Maintaining their attacking intent, Derby attacked again down the left with a ball coming into the box for Christopher Naylor to meet, only for the shot to miss the goal to the right hand side. Further attacks followed with Sykes and Marsden in particular attacking good crosses into the boxes, only for Atkinson to keep them out or the ball to bounce to safety after hitting the bar.

With tension rising in the dying embers of the game, and Doncaster trying to play a high line in defence, another good ball up to Sykes drew a heavy challenge from Anderson, giving away a free kick just inside the Doncaster half. The resulting free kick was again floated beautifully into the box where Reay and then Marsden challenged in the air. With the ball lose in the penalty area, Derby's Jan Creswell tried to get to the ball around Anderson, only for the defender to use his strength to hold him off. To the surprise of most people at the ground, Assistant Referee Robins was holding his flag across his chest indicating a penalty kick.

‚ÄčTense moments followed, with gamesmanship being used by both sides and the officials struggling to maintain order. With the ball finally on the right spot and the goalkeeper on his line, Dalziel finally took the penalty shooting to the bottom left corner of the goal, which keeper Atkinson did supremely well to save. Swamped by his jubilant teammates, realisation kicked in that Assistant Referee Robins was indicating an infringement had occurred and the penalty should be re-taken. Bemused, some of the Doncaster team tried to challenge the decision by asking Robins to review video footage of the game. Taking an age to bring order, Derby were about to use a different player to take the penalty when a steward pointed that out to the officials, with the referee then demanding amidst further protest, that the original penalty taker had to take the kick.

Amongst the tension and chaos, when Dalziel subsequently re-took the kick, he stuttered on his run-up and pulled the ball tamely wide of the left upright, maintaining Doncaster’s lead in the game.

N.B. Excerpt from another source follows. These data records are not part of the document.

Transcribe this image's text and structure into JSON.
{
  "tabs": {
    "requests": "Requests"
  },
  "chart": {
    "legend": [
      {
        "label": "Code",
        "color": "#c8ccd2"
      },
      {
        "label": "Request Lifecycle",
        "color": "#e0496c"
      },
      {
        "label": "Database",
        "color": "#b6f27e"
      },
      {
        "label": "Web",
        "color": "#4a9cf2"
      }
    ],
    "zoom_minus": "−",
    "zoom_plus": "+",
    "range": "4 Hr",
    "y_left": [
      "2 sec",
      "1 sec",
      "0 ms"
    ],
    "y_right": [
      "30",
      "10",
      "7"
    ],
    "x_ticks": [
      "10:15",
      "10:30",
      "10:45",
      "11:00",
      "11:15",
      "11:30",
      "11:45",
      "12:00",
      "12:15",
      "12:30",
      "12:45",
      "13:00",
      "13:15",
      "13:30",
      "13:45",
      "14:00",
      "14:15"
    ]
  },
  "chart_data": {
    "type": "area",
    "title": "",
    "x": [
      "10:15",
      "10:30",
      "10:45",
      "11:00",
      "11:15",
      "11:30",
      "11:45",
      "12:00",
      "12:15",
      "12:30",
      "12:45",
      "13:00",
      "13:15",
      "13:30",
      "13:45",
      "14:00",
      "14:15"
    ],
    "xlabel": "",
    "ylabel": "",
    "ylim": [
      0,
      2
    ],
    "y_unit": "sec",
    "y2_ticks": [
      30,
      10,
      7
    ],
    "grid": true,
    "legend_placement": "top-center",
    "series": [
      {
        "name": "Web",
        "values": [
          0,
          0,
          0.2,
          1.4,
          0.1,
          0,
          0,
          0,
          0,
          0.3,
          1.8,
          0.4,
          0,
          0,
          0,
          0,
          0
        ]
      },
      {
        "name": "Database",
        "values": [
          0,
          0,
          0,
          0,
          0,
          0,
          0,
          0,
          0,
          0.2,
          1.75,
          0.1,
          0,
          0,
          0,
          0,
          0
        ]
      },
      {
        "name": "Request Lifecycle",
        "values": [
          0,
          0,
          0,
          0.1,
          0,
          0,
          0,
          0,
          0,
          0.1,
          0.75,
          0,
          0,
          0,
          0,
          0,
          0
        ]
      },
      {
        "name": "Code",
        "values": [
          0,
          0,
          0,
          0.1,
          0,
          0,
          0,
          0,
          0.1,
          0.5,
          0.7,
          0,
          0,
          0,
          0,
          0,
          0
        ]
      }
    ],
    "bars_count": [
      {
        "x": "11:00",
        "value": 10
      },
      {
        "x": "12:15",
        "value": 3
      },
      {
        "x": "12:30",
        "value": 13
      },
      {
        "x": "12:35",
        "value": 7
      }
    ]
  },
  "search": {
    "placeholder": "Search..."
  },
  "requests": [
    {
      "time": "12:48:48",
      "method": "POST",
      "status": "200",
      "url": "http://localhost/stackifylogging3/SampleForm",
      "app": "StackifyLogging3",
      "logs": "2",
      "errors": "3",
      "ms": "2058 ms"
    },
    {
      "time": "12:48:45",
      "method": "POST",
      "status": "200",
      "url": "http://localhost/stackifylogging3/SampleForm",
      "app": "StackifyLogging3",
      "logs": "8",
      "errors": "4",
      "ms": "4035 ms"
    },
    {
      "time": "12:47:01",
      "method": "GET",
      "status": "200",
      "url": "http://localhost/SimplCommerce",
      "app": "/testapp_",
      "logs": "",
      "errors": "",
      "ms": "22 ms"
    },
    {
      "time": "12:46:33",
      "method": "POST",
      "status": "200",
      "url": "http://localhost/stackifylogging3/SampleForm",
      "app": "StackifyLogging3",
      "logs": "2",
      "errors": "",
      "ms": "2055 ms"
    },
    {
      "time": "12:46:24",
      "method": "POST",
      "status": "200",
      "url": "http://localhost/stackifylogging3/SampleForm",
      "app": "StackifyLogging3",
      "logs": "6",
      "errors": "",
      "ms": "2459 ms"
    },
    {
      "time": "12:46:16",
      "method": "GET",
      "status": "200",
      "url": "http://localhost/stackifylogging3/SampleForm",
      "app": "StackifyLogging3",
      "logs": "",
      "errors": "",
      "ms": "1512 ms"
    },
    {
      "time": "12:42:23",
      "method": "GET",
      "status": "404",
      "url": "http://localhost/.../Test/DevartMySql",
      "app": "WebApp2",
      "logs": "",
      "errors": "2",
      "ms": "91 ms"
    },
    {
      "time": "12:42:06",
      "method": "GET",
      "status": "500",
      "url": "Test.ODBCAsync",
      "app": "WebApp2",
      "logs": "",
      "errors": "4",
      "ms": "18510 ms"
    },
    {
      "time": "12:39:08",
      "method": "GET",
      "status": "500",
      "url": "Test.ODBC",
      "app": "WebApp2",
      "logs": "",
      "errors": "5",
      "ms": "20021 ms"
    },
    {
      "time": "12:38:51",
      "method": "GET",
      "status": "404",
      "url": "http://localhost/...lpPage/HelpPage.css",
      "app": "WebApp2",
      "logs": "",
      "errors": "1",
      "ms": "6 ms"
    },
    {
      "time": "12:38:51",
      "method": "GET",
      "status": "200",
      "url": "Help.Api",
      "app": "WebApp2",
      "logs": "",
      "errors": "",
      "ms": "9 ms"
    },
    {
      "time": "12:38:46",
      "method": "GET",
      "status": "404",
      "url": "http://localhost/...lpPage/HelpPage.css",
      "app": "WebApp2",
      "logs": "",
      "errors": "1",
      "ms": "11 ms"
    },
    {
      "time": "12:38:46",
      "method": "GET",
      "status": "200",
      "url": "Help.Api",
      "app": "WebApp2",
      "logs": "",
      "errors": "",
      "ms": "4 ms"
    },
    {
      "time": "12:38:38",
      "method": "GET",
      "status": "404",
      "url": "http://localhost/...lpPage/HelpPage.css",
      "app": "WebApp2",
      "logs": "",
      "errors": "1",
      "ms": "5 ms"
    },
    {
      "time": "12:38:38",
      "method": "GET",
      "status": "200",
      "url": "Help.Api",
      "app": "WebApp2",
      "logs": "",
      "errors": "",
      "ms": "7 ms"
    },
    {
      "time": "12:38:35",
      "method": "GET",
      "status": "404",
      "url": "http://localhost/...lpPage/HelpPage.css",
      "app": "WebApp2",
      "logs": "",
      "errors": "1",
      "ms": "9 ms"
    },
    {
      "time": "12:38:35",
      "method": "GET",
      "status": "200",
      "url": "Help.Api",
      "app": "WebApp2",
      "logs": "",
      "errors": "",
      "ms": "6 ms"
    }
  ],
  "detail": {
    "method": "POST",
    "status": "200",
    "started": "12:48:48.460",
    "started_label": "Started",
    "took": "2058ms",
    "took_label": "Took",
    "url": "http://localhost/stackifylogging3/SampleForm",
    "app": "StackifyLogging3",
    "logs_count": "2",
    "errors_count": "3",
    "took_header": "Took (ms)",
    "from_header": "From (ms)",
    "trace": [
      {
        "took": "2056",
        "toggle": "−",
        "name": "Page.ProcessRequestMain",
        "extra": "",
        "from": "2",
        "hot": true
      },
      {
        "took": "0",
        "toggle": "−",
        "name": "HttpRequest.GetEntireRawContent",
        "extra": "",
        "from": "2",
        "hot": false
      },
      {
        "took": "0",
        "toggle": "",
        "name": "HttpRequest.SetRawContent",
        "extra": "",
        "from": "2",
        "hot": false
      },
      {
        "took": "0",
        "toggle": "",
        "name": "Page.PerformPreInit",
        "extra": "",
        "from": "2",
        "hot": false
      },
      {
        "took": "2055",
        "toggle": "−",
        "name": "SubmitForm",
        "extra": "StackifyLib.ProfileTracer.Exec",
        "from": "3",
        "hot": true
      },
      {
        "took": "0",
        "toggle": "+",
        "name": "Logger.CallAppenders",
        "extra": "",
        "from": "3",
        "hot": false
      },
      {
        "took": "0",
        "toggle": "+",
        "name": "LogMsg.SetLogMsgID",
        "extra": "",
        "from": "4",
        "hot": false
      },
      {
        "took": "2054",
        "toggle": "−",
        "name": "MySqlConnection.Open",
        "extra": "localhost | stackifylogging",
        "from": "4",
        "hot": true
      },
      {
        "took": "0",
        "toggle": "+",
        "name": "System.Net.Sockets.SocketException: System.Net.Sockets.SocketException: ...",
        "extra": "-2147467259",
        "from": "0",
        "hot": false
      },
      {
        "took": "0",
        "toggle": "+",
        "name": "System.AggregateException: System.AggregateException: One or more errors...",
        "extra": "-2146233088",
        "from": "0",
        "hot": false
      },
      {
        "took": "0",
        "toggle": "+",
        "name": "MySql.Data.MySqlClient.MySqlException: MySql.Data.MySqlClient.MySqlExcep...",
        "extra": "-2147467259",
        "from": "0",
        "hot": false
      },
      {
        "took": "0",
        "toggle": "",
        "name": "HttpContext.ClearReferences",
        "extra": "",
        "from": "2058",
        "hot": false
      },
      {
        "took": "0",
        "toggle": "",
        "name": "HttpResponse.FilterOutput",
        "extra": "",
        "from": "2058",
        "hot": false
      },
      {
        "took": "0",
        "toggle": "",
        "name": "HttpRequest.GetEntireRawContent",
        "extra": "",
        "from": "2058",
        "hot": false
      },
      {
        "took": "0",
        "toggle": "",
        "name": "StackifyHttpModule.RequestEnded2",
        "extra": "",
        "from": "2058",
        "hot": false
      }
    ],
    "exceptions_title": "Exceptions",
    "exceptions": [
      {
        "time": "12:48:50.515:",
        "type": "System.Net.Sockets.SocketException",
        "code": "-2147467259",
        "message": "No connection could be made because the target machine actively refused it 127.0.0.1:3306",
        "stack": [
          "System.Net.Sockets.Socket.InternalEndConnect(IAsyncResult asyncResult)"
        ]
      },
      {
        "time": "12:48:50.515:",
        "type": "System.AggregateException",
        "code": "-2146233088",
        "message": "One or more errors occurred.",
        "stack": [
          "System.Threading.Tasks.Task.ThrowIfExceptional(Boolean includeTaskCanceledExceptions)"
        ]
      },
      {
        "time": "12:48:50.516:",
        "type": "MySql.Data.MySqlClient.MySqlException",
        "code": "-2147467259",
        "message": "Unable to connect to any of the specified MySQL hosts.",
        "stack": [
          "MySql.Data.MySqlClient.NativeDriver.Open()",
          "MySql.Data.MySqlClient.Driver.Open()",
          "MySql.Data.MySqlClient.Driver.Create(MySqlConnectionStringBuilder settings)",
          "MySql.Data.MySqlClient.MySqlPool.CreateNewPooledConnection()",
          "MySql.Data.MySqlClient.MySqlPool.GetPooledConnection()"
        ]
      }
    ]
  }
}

Moments later the referee blew her whistle to mark the end of the game, Doncaster winning the Cup for the 5th time in a tense and well fought contest. Derby had acquitted themselves well during the game and will undoubtedly benefit from their experience. Amidst jubilant scenes, John Atkinson received the Cup from Robert Taylor to joyous scenes from his team mates. In a tough decision, Robert Taylor awarded the Man of the Match Award to Seon Anderson for a strong defensive display.

Our compliments go to the Doncaster team for winning the Cup, but also to Derby for putting up such a spirited contest. Credit must also go to the organisers from England Deaf Football for putting on such a fantastic day and to Maidstone United Football Club for being such warm hosts and managing the event so expertly.

Article by Sarah Lawrence

posted in Deaf Sport / Deaf Sports Events

26th May 2014